However, several conservation successes have already been achieved including the Southern White Rhino subspecies (Ceratotherium simum simum), which has increased from a population of less than 100 at the end of the 19th century, to an estimated wild population of over 20,000. The Przewalski’s Horse (Equus ferus) is another success story, improving its status from Critically Endangered to Endangered. Originally, it was listed as Extinct in the Wild in 1996, but thanks to a captive breeding programme and a successful reintroduction programme , the population is now estimated at more than 300.
"It is clear to me that society now has the capability to reverse species declines", says Prof Jonathan Baillie, Director of Conservation Programmes at ZSL. "Fundamentally, it is our values that need to change if we are to avert the looming extinction crisis."
Dr Monika Bohm from ZSL added: "The Red List provides important information on the status of a large variety of the world’s wildlife, from molluscs to conifers, and butterflies to mountain gorillas. Monitoring a wide variety of species is vital to understand our dependence on the natural world and the importance of protecting all forms of life, not just for the benefit of species themselves but also for the benefit of humanity."
Wild Science blog
Scientists from ZSL contributed assessments for several species of freshwater mollusc in this IUCN Red List update which are notoriously difficult to study.

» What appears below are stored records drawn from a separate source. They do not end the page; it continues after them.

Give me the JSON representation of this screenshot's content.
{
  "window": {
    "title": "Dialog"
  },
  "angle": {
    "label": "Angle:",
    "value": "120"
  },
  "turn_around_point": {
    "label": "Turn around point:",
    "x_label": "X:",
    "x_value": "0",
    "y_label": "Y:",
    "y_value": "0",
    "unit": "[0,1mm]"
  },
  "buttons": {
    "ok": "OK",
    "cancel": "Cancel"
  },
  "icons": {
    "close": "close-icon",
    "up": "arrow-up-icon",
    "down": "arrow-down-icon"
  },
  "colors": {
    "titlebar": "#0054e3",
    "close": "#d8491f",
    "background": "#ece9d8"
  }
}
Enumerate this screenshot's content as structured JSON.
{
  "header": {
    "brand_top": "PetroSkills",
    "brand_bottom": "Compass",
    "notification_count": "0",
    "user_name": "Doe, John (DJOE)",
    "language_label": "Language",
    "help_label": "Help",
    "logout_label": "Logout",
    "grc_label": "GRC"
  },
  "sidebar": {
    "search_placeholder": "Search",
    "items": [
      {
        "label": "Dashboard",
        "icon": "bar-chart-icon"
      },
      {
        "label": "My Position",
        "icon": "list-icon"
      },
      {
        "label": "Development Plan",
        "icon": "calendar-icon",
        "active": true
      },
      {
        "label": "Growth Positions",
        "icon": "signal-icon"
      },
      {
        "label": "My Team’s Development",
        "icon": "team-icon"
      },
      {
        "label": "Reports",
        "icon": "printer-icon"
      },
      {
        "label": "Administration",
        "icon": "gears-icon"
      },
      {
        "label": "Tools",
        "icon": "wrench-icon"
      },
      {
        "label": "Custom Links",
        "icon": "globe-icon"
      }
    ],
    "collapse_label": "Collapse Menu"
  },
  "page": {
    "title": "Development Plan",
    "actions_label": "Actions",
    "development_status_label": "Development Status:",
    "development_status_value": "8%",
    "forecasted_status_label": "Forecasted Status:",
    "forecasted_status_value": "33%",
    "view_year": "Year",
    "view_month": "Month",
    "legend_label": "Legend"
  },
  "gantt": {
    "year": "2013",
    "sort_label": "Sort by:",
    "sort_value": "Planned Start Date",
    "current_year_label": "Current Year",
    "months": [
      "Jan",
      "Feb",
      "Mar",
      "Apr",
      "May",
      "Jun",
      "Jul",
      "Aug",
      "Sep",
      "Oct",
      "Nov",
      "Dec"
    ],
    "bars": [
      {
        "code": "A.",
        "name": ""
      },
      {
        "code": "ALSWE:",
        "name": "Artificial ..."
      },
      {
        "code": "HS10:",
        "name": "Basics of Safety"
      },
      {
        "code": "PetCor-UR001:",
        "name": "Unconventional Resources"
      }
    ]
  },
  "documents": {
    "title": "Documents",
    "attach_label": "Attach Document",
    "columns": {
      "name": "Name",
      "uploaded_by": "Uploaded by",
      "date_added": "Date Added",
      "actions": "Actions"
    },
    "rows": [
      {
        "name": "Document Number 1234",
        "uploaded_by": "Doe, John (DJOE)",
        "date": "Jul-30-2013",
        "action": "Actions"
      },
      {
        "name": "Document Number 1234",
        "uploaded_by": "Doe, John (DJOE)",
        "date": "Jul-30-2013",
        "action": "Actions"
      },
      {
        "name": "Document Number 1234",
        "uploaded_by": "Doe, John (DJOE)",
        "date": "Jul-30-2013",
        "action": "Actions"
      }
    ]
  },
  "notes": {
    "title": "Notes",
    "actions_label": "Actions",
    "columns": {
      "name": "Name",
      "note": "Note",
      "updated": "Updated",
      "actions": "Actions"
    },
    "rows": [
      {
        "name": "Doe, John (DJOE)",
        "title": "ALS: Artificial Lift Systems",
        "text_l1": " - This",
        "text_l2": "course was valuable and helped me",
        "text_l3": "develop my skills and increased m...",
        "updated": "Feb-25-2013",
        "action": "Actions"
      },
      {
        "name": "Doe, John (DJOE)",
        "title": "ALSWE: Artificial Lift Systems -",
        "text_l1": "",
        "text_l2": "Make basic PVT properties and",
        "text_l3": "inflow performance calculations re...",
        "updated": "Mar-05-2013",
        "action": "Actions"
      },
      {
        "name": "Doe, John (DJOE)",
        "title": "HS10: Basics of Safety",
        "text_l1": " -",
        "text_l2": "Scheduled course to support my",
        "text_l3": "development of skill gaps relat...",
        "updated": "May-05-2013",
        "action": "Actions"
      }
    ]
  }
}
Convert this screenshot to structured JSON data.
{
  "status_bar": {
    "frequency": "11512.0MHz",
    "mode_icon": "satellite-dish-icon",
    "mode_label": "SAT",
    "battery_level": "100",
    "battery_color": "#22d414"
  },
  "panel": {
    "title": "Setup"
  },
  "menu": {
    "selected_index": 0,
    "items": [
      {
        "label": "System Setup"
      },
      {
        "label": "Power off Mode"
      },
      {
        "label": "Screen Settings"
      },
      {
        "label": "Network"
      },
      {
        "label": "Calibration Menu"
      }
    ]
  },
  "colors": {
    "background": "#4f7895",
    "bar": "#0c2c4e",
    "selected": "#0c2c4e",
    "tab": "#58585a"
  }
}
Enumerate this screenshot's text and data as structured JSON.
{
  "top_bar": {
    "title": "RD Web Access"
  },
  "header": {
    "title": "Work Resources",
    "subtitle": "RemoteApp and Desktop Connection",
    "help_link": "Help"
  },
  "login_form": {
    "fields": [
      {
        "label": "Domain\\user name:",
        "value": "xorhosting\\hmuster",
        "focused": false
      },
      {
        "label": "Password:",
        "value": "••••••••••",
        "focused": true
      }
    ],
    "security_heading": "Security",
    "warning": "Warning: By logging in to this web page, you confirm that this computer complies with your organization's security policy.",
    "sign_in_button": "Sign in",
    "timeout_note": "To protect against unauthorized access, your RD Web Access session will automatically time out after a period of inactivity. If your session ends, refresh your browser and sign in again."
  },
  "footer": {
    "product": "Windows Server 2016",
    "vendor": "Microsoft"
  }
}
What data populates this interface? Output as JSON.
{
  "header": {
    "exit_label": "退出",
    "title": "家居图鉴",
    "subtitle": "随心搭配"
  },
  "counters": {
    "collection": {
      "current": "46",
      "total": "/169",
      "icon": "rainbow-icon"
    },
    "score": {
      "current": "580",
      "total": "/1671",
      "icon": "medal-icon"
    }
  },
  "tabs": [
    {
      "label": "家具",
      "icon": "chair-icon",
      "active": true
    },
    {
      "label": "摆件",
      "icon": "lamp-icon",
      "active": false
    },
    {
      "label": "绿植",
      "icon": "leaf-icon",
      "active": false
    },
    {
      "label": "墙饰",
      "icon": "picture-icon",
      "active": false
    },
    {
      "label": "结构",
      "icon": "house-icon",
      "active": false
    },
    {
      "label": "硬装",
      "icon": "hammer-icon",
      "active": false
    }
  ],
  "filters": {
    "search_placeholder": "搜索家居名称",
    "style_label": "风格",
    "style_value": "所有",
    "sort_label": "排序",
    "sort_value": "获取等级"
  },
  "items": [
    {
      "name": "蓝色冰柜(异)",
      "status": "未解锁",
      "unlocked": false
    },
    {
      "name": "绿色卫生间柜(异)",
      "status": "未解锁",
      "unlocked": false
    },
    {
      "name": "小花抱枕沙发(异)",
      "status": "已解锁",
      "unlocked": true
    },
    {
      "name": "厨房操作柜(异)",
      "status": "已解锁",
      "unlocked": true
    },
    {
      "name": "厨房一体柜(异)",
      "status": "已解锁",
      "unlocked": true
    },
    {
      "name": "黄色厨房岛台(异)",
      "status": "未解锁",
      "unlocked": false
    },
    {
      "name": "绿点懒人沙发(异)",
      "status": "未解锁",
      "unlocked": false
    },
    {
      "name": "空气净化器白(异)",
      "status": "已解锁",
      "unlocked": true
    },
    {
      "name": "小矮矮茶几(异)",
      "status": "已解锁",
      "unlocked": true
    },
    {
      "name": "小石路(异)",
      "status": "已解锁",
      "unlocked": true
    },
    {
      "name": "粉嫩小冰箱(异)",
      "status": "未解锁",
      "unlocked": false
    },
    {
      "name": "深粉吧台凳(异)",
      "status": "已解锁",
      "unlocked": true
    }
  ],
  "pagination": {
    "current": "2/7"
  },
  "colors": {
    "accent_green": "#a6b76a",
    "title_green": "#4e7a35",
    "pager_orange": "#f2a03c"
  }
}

Find out how ZSL is helping to establish a clearer global picture of how freshwater molluscs and freshwater systems in general are faring behing the scenes on the Wild Science blog.
(c) Andreas Werth